● Task prompt
In the data below, which lines hold the word "false"? Copy them.

● Information shown
■ ■ ■ ■ ■ ■ ■
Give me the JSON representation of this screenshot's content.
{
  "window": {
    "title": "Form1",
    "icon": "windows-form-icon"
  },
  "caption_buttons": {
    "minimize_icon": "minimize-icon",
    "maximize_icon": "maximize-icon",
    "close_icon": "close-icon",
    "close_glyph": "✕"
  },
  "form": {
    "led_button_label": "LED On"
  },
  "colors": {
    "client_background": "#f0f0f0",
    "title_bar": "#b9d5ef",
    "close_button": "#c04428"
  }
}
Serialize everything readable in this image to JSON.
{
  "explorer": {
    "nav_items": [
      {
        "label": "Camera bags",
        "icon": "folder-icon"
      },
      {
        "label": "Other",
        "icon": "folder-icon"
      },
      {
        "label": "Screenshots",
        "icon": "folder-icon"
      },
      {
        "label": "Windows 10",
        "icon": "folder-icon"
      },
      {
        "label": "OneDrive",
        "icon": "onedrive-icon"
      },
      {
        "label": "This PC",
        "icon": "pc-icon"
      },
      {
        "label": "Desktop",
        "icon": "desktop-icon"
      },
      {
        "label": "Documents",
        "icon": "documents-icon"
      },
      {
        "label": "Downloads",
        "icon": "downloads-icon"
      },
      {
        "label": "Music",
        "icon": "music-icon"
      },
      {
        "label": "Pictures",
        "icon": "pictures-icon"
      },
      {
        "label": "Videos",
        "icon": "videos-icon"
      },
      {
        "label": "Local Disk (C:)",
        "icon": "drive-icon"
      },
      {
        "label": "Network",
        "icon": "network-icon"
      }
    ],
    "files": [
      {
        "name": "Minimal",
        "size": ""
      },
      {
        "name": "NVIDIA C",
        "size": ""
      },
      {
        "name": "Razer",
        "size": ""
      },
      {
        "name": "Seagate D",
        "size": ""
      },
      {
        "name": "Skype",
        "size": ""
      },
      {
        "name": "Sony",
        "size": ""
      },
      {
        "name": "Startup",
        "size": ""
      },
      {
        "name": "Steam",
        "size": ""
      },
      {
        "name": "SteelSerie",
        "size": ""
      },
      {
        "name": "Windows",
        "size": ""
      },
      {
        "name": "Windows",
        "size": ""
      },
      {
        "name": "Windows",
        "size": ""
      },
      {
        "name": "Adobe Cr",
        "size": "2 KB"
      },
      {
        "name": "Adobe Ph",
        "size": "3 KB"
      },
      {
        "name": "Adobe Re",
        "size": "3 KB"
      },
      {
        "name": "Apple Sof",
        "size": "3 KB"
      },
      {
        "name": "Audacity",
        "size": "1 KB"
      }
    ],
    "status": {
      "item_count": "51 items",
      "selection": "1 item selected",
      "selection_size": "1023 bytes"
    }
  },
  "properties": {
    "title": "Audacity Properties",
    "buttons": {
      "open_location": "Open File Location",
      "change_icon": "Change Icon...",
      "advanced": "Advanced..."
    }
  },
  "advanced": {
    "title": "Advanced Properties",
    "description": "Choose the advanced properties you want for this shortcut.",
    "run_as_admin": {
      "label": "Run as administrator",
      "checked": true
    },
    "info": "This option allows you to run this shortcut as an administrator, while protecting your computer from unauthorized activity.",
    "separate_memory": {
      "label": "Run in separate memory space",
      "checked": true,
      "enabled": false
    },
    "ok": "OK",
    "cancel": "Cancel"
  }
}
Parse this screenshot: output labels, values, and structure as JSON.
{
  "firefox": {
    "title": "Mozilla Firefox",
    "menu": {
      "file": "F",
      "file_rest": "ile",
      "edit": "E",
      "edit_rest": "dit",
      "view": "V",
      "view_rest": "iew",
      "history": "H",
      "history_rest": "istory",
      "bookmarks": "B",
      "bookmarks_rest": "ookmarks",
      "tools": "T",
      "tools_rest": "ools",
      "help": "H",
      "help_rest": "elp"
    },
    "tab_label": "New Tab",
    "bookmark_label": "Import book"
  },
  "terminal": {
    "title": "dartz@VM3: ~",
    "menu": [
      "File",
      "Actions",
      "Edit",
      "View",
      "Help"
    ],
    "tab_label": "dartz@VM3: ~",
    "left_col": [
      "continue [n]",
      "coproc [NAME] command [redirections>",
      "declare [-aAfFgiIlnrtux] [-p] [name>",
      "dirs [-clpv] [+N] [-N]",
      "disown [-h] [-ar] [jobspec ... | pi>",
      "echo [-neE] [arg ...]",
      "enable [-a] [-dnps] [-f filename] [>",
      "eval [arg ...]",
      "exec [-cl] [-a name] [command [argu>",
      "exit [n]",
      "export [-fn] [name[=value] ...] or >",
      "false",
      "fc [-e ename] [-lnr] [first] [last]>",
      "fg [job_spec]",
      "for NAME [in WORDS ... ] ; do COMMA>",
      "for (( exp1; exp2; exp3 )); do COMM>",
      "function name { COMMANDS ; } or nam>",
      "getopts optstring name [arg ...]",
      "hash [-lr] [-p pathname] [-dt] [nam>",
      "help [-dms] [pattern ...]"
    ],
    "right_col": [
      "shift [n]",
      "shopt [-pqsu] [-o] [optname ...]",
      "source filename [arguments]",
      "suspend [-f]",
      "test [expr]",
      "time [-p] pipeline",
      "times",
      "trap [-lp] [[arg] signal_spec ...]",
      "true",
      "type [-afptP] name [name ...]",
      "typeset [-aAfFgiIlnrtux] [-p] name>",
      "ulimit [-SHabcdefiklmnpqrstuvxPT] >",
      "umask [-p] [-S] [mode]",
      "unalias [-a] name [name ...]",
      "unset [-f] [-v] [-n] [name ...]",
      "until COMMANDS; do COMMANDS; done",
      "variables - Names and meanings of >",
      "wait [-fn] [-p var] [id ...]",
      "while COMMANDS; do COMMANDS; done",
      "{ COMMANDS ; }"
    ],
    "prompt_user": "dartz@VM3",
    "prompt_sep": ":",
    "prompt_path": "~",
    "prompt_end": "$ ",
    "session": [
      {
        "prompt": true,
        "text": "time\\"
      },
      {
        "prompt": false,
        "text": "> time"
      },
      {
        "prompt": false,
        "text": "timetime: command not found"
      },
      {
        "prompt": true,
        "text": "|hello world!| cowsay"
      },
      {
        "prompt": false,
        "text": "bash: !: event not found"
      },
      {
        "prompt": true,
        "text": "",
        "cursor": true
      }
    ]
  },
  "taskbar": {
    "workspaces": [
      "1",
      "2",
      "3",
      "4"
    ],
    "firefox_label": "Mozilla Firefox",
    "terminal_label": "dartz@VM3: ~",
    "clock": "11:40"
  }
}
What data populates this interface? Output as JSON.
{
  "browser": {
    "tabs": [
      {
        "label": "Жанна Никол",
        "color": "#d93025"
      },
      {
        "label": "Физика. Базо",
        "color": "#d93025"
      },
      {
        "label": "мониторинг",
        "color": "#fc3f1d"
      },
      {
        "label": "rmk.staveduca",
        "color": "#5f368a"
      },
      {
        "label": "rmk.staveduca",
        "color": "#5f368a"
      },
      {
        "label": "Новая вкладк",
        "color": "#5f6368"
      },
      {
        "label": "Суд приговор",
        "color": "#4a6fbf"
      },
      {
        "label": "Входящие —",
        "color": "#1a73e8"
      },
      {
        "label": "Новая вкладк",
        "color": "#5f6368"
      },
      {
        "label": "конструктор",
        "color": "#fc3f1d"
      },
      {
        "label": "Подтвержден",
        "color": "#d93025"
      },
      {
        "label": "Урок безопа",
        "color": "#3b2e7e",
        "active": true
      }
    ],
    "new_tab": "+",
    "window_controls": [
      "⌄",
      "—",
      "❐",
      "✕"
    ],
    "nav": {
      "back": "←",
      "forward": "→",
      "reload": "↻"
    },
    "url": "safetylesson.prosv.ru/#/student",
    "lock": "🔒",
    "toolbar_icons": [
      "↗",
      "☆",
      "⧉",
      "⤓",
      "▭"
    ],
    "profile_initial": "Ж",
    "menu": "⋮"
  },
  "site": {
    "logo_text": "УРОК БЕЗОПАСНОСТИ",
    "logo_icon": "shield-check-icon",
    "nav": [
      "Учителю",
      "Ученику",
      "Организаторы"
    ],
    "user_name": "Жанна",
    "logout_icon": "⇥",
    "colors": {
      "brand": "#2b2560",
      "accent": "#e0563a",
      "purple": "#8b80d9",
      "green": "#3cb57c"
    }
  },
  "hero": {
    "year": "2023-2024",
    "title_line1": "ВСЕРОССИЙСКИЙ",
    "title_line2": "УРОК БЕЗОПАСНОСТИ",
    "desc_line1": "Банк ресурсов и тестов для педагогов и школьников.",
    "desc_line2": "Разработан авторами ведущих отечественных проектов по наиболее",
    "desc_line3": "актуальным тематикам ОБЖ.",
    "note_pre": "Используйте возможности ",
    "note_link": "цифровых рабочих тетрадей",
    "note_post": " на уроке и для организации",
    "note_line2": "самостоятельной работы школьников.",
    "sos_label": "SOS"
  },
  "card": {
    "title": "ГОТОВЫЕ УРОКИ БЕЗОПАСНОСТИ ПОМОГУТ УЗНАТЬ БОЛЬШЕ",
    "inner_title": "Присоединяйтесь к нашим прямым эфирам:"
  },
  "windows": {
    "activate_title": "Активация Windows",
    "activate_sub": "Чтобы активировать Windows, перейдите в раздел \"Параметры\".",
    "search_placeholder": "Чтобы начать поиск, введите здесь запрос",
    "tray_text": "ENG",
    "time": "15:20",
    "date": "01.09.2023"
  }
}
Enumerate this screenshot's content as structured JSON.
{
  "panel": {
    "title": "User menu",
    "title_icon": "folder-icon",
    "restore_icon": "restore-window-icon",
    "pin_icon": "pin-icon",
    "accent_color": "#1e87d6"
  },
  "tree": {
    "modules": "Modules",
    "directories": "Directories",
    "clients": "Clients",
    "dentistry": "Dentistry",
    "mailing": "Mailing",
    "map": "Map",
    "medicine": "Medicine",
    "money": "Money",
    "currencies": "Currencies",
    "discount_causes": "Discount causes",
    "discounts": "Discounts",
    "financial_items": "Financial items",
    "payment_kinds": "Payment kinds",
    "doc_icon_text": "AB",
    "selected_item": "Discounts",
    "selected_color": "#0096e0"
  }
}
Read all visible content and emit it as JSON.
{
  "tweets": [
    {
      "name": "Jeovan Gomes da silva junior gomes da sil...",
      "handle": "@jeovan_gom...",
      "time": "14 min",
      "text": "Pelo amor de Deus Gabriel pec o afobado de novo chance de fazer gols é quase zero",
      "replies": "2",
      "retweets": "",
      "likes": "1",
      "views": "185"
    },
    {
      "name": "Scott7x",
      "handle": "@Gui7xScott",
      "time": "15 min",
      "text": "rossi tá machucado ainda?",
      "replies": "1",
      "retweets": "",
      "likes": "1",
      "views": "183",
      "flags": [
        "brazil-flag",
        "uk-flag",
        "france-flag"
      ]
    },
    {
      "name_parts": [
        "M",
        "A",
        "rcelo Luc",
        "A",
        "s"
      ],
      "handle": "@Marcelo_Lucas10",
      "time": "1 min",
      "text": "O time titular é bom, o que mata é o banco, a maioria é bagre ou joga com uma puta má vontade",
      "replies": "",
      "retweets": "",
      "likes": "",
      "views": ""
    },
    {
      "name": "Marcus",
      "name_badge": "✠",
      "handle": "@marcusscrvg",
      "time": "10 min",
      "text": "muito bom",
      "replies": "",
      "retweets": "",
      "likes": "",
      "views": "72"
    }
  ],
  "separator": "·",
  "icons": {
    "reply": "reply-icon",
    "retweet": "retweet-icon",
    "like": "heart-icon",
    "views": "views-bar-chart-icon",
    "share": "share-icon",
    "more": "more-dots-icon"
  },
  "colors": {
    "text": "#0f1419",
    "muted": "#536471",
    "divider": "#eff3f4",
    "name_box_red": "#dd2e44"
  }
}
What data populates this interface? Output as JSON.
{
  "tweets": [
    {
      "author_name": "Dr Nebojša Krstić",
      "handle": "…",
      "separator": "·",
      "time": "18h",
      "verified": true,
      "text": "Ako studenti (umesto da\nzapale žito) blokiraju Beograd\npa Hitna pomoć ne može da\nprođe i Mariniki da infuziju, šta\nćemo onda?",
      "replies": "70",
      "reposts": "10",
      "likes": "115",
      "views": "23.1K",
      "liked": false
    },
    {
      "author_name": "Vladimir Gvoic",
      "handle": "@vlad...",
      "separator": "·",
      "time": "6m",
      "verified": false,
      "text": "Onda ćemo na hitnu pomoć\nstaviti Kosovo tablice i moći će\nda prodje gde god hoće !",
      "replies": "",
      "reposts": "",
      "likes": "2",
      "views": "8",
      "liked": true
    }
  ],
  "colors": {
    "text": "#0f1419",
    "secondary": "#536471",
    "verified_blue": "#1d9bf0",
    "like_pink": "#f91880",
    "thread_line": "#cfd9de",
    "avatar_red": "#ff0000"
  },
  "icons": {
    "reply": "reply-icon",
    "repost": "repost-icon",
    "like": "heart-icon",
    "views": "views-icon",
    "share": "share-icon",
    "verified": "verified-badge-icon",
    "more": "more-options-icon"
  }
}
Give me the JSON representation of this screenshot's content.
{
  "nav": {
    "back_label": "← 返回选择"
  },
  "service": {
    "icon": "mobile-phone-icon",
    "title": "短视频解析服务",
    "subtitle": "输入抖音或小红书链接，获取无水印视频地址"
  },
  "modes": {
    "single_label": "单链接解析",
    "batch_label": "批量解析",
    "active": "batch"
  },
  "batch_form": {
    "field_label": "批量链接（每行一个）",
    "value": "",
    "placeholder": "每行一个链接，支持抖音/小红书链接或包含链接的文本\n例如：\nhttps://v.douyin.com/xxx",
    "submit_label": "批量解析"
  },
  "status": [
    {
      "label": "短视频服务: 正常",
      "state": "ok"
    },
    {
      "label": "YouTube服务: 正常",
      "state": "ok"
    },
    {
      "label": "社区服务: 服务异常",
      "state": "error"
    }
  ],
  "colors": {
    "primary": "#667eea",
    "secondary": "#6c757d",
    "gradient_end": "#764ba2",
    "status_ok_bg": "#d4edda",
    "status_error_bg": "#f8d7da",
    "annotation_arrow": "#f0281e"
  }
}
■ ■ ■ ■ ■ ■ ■
● Task output
      "enabled": false
      "false",
        "prompt": false,
        "prompt": false,
        "prompt": false,
      "liked": false
      "verified": false,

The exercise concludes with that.